(RECORDS SUPPLIED Opens)
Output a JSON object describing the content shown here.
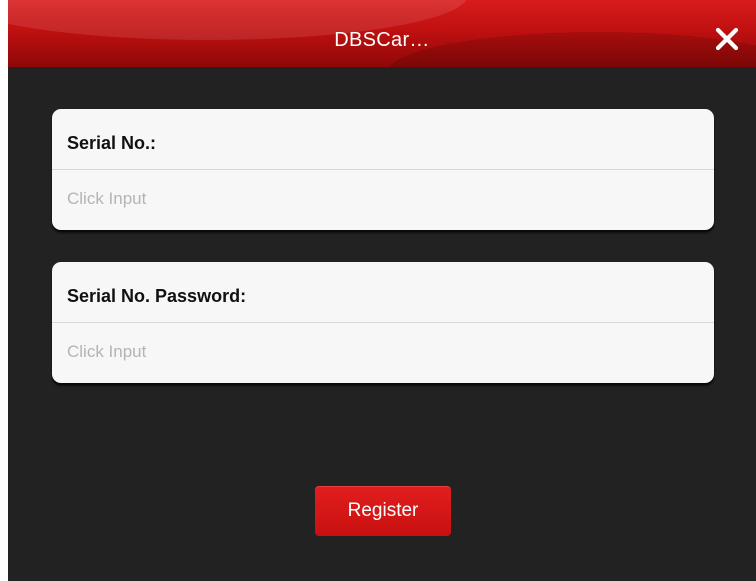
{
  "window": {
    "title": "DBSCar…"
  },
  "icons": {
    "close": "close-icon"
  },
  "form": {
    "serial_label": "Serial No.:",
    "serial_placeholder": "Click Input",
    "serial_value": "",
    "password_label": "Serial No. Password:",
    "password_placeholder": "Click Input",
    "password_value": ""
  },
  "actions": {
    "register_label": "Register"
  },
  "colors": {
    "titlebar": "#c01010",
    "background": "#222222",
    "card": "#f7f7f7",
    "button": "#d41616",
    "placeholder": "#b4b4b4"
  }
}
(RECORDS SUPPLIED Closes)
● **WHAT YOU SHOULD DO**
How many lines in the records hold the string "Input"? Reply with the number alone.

● **EXERCISE SOLUTION**
2